___ INPUT FOR THIS TASK ___

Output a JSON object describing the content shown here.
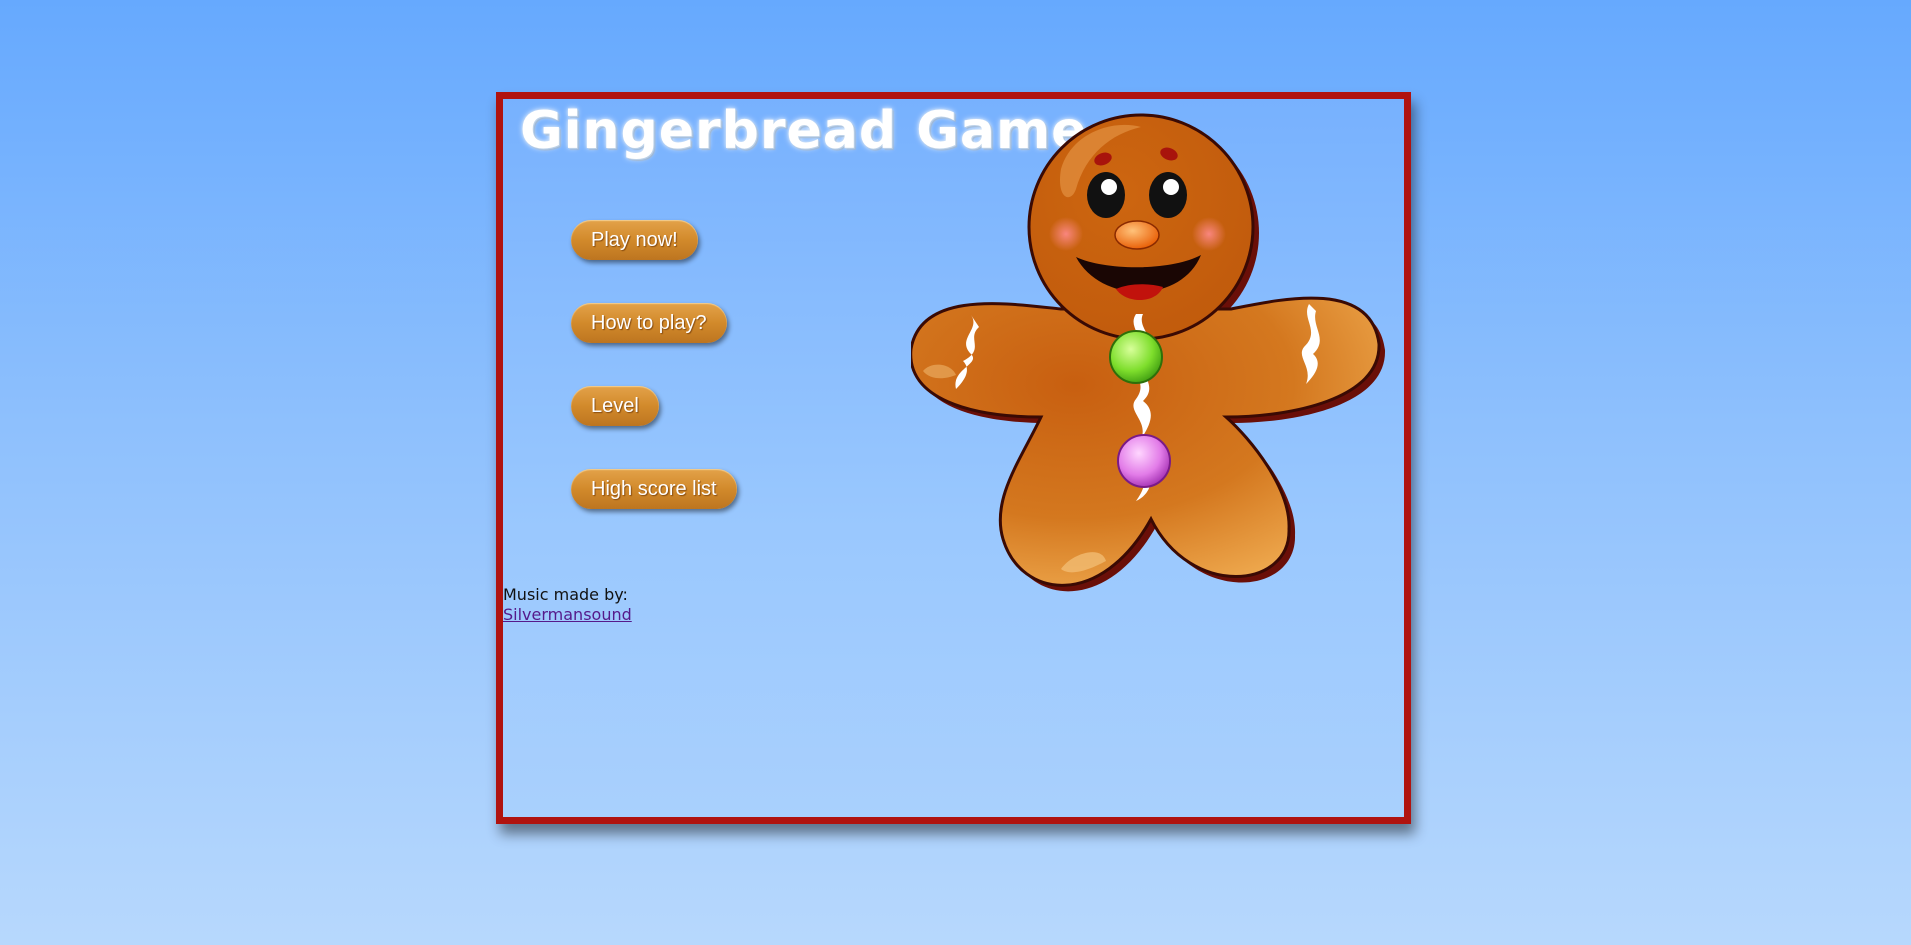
{
  "game": {
    "title": "Gingerbread Game",
    "menu": [
      {
        "label": "Play now!"
      },
      {
        "label": "How to play?"
      },
      {
        "label": "Level"
      },
      {
        "label": "High score list"
      }
    ],
    "credits": {
      "text": "Music made by:",
      "link_text": "Silvermansound"
    },
    "mascot_icon": "gingerbread-man-icon"
  },
  "colors": {
    "frame_border": "#b0130f",
    "button": "#d28a2b",
    "gingerbread": "#d2731c"
  }
}
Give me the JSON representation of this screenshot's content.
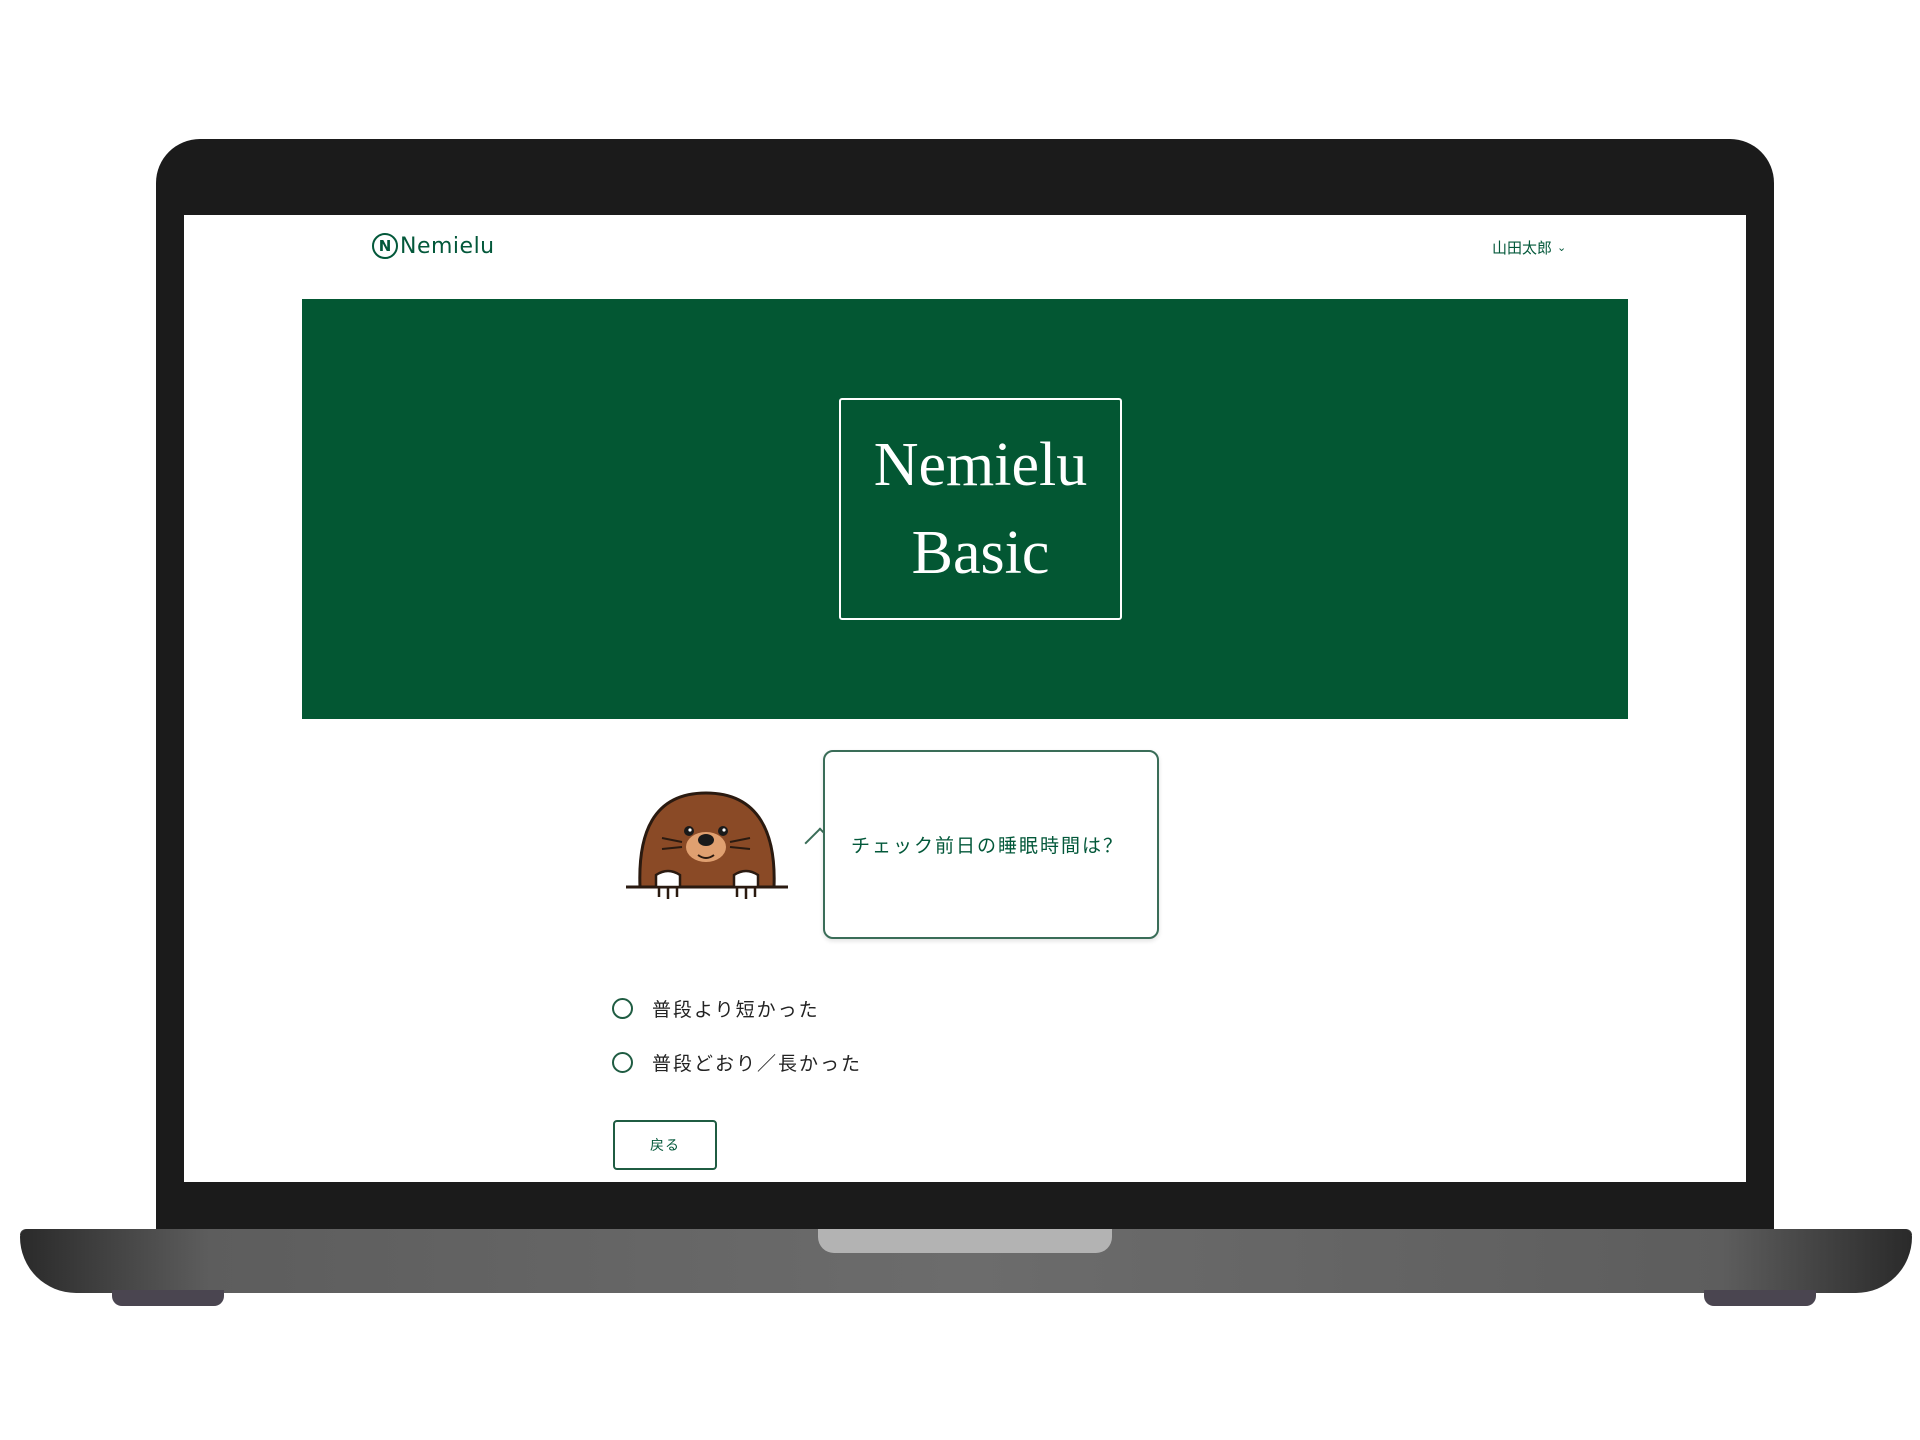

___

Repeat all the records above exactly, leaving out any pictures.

Output a JSON object describing the content shown here.
{
  "game": {
    "title": "Gingerbread Game",
    "menu": [
      {
        "label": "Play now!"
      },
      {
        "label": "How to play?"
      },
      {
        "label": "Level"
      },
      {
        "label": "High score list"
      }
    ],
    "credits": {
      "text": "Music made by:",
      "link_text": "Silvermansound"
    },
    "mascot_icon": "gingerbread-man-icon"
  },
  "colors": {
    "frame_border": "#b0130f",
    "button": "#d28a2b",
    "gingerbread": "#d2731c"
  }
}
Give me the JSON representation of this screenshot's content.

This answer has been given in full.